Your Voice: The pros and cons of hands-on experience
Jobs require it, but how does one gain the necessary experience?
Knowledge or skills gained from doing something – rather than simply reading about it, or seeing it being done – is known as hands-on experience.
Hands-on experience isn’t gained from studying or reading. It’s about practical experience – the difference between watching a cookery show or reading a recipe, for example, and actually making the meal yourself.
Hands-on experience is well respected and often valued more higher than understanding something in a more general way. Many job advertisements state that applicants need hands-on experience before they’ll be considered for the position. But gaining hands-on experience can be challenging – particularly in new areas.
How do you have the practical experience to do something if you’ve never done it before?
Sometimes, it may be necessary to put in time and effort without material reward.
Perhaps find a mentor and ask to do some “work shadowing.” This may provide the opportunity to gain hands-on experience in a safe environment, guided by an expert.
And gone are the days when training courses and programs are purely theoretical. Many now provide an opportunity to gain hands-on experience in new and exciting fields.
If a career move requires practical hands-on experience that you don’t already posses, consider giving yourself some time to move out of your comfort zone and add new practical skills to your repertoire.
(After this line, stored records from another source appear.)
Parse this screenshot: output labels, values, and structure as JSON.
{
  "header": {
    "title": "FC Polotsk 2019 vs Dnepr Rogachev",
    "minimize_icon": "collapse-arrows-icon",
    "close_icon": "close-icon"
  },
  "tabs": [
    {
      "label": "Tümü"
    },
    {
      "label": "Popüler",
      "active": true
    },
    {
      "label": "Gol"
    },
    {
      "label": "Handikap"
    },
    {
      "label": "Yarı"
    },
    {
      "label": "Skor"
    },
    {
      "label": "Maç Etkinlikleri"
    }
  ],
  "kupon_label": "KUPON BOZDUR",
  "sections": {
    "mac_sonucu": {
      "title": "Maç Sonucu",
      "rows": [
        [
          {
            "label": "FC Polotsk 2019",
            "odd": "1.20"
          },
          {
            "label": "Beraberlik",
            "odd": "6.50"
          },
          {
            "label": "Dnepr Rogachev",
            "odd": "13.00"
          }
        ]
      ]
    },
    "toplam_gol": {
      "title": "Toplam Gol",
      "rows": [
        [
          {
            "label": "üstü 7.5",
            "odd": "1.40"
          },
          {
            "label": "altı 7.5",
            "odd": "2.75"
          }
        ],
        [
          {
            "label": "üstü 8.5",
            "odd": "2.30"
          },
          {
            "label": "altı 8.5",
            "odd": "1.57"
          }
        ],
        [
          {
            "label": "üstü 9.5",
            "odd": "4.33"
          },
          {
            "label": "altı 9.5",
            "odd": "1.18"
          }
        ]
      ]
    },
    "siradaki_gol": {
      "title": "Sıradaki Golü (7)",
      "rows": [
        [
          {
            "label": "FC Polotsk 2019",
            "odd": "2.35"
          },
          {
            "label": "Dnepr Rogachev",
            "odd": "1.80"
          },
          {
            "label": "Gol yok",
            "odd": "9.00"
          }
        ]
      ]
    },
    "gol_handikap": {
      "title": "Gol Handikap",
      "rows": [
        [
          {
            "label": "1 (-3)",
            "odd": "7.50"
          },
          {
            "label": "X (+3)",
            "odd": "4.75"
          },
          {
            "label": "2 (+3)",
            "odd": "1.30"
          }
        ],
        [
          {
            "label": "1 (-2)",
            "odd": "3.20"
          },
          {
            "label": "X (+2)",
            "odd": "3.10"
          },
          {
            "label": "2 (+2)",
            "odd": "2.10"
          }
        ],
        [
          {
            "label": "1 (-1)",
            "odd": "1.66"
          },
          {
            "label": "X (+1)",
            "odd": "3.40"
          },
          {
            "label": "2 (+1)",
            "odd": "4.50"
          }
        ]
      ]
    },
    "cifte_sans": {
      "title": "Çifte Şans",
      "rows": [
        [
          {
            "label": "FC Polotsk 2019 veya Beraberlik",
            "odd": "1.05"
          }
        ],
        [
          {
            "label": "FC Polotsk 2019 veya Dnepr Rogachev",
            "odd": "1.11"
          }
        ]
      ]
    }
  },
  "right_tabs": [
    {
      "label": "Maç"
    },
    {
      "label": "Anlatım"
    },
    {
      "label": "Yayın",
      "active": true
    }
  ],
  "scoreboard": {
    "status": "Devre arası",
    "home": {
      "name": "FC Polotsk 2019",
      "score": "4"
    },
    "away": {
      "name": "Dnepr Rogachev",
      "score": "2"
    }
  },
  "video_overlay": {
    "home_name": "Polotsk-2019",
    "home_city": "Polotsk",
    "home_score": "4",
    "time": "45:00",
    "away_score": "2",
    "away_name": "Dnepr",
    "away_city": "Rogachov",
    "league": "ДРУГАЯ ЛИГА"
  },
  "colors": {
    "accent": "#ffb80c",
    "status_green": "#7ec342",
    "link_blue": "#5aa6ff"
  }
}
With this mindset, far fewer jobs are out of reach.
Your Voice reflects the thoughts and opinions of the writer, and not necessarily those of the publication.